But this credits the dissidents with far too much intellectual honesty. The fact is that no document can close a question for someone who is in rebellion against legitimate authority. The claim about many questions that they are really open because there had been no ex cathedra statement on them has been intellectually dishonest all along. I don't mean that there aren't many open questions in Catholic life. But a great many questions have been settled without ex cathedra pronouncements, and only willful obscurantism prevents the admission of this fact.

What is needed to make the dissidents go away, of course, is discipline, and you don't get discipline from a document (though it can be a good starting point). And even if the Pope were inclined to greater discipline (which, apparently, John Paul II is not), there is no guarantee that his disciplinary measures would be effective in all quarters.

Without discipline, the best we can do is understand infallibility properly and live by it ourselves. Papal infallibility rests on three basic arguments: from Tradition (or history); from Scripture; and from ecclesiology (the logic of the Church's situation). (I should mention here, perhaps, that my doctoral dissertation at Princeton University was on the subject of papal authority.)
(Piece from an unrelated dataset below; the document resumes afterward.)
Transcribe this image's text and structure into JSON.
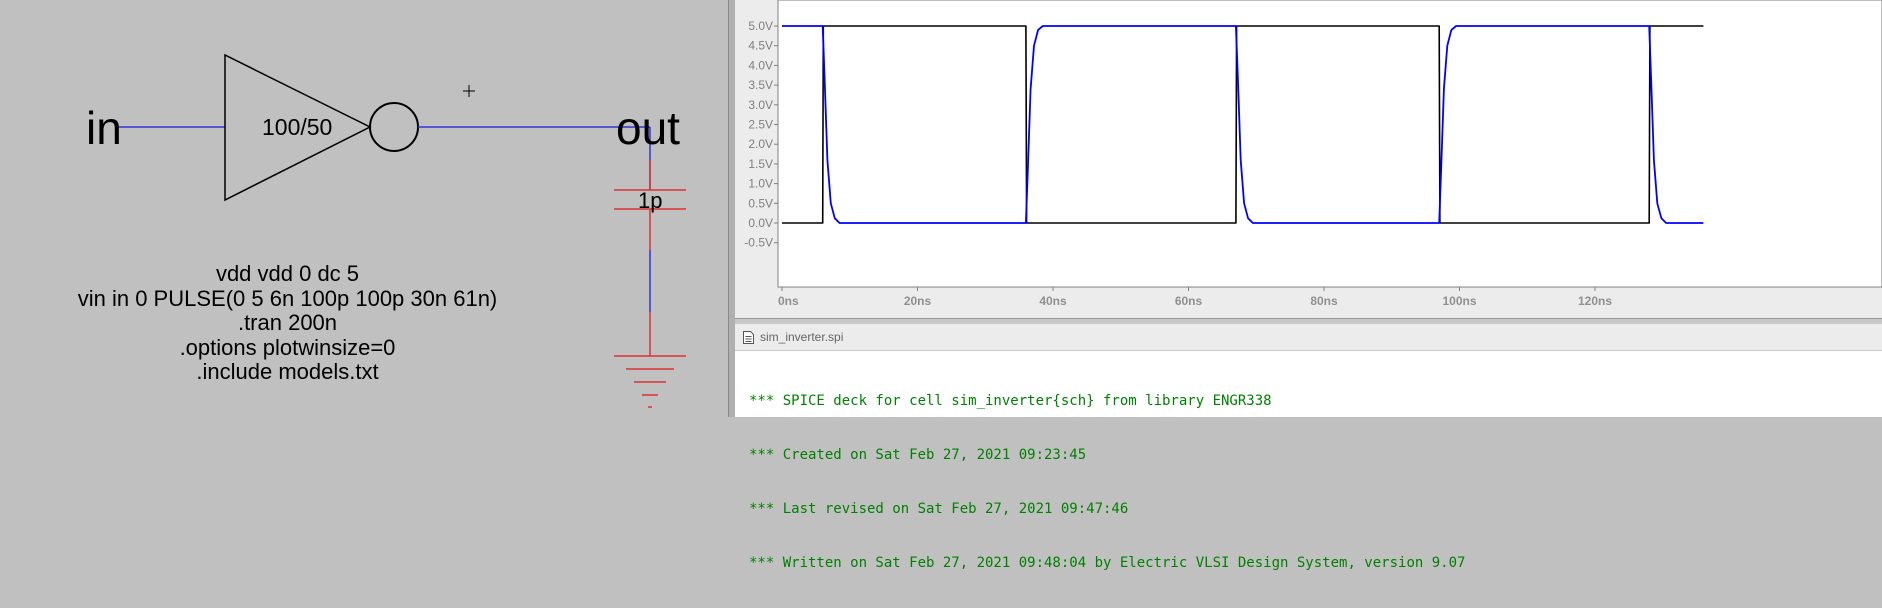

The argument from Tradition or history is simply that, from the earliest times, Catholics have credited the successors of Peter with the authority to settle disputes and teach the Faith without error. This is manifest in the works of the Fathers, for example.

The argument from Scripture is based upon those passages which bear upon the authority of Peter: his name as Rock; the conferral of the keys to the Kingdom; the power of binding and loosing; and, as the Pope pointed out, the guarantee of Christ that Peter would not fail in Faith and must confirm his brethren. To take into account the Petrine succession, we add the logical argument that these powers were essential to the Church, that Christ knew He would not come again before Peter died, and that it would be tantamount to a new dispensation if Christ had not intended (as Tradition makes clear) that these powers would also be exercised by Peter's successors--all vicars of Christ--until He comes.

The argument from ecclesiology is based upon the logical necessity of having a supreme power of this type at work in the Church if Christ's promise to be with the Church forever is to have any real meaning. By Scripture and Tradition we know that the popes can bind the faithful to believe something as Divinely revealed. Clearly Christ's promise would be violated if a Pope ever bound the faithful to believe something false in a matter relating to their salvation. Hence, it must be impossible for a Pope to do this. He simply MUST be protected by the Holy Spirit when teaching about a matter of faith or morals, by virtue of his supreme authority, with the intention of compelling the assent of the entire Church.


Those who love Truth and love the Church will have little trouble grasping these elementary points. Those who don't, will raise a thousand objections at every turn. But consider: If the Pope were to state that his teaching was infallible, would this settle the question? What if he wasn't speaking infallibly when he said his teaching was infallible? There is no end to such questions, except the end provided by Faith and common sense.

For our part, we rejoice in the liberating clarity of "Ordinatio Sacerdotalis", and we do not fear to proclaim that John Paul II was exercising his prerogative of infallibility when he issued it. He has indeed given us an irreformable teaching, a teaching from which may arise in time a new and more profound understanding--not only of the Church--but of man and woman as well. -- JAM